Project description:Vascular injury results in the activation of coagulation and the release of proteolytic enzymes from neutrophils and connective- tissue cells. High concentrations of these inflammatory proteinases may destroy blood coagulation proteins, contributing to coagulation and bleeding disorders associated with severe inflammation. Matrix metalloproteinase-8 (MMP-8) is released from neutrophils at sites of inflammation and vascular disease. We have investigated the effect of MMP-8 degradation on the anticoagulant function of tissue factor pathway inhibitor (TFPI) as a potential pathological mechanism contributing to coagulation disorders. MMP-8 cleaves TFPI following Ser(174) within the connecting region between the second and third Kunitz domains ( k (cat)/ K (m) approximately 75 M(-1).s(-1)) as well as following Lys(20) within the NH(2)-terminal region. MMP-8 cleavage of TFPI decreases the anticoagulant activity of TFPI in factor Xa initiated clotting assays as well as the ability of TFPI to inhibit factor Xa in amidolytic assays. Yet, MMP-8 cleavage does not alter the ability of TFPI to inhibit trypsin. Since the inhibition of both factor Xa and trypsin is mediated by binding to the second Kunitz domain, these results suggest that regions of TFPI other than the second Kunitz domain may directly interact with factor Xa. (125)I-factor Xa ligand blots of TFPI fragments generated following MMP-8 degradation were used for probing binding interactions between factor Xa and regions of TFPI, other than the second Kunitz domain. In experiments performed under reducing conditions that disrupt the Kunitz domain structure, (125)I-factor Xa binds to the C-terminal fragment of MMP-8-degraded TFPI. This fragment contains portions of TFPI distal to Ser(174), which include the third Kunitz domain and the basic C-terminal region.
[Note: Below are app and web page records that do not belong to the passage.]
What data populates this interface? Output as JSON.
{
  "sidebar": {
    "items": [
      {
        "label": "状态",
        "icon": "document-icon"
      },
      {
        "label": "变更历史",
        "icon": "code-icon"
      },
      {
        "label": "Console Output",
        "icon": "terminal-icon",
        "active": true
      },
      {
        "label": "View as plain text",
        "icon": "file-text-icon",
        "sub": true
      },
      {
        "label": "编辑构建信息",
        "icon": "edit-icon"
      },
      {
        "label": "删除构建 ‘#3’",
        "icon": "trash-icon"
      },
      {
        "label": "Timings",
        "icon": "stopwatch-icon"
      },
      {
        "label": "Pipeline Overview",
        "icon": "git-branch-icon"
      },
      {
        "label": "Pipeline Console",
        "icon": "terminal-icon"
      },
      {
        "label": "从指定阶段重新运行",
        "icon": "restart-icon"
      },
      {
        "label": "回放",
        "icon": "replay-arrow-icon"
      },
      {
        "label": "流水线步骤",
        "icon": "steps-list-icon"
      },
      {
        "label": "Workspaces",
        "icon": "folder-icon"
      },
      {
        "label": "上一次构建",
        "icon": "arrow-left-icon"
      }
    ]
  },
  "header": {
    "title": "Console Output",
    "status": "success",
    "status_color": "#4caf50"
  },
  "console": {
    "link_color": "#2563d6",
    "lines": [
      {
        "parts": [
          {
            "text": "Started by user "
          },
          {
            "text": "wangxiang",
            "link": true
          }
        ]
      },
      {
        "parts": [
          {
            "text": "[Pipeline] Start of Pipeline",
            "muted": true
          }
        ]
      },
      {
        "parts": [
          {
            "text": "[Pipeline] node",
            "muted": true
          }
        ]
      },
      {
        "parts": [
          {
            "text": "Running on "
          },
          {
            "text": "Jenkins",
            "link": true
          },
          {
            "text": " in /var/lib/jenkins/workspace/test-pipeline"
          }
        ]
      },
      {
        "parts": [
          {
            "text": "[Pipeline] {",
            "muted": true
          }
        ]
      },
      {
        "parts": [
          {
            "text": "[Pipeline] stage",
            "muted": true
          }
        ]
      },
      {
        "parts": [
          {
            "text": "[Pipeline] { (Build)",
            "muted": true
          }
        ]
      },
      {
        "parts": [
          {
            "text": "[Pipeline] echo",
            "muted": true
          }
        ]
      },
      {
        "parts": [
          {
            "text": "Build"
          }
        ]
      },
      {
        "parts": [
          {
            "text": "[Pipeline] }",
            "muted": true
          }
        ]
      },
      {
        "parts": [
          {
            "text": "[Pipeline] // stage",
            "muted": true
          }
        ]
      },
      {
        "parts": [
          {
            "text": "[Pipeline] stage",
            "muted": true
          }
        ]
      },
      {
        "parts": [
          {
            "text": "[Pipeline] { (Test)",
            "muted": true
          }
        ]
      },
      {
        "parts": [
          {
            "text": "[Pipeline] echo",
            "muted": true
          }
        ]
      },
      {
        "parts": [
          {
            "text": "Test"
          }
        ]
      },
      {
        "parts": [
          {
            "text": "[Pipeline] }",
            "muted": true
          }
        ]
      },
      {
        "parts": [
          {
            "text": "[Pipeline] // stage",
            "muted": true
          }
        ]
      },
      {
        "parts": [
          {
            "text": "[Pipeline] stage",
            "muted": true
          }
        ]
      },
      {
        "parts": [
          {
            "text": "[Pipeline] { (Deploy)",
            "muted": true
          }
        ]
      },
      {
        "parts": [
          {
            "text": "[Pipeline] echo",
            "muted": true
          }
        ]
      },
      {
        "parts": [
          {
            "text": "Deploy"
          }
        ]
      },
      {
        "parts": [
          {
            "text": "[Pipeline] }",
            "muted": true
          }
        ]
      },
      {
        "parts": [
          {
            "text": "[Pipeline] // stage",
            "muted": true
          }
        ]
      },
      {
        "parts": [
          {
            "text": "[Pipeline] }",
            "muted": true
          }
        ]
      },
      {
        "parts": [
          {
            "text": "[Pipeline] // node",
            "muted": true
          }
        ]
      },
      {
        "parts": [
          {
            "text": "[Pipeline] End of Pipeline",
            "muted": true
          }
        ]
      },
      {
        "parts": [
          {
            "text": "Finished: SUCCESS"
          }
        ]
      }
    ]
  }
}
An altered form of TFPI lacking the third Kunitz domain, but containing the C-terminal region, was used to demonstrate that the C-terminal region directly interacts with factor Xa.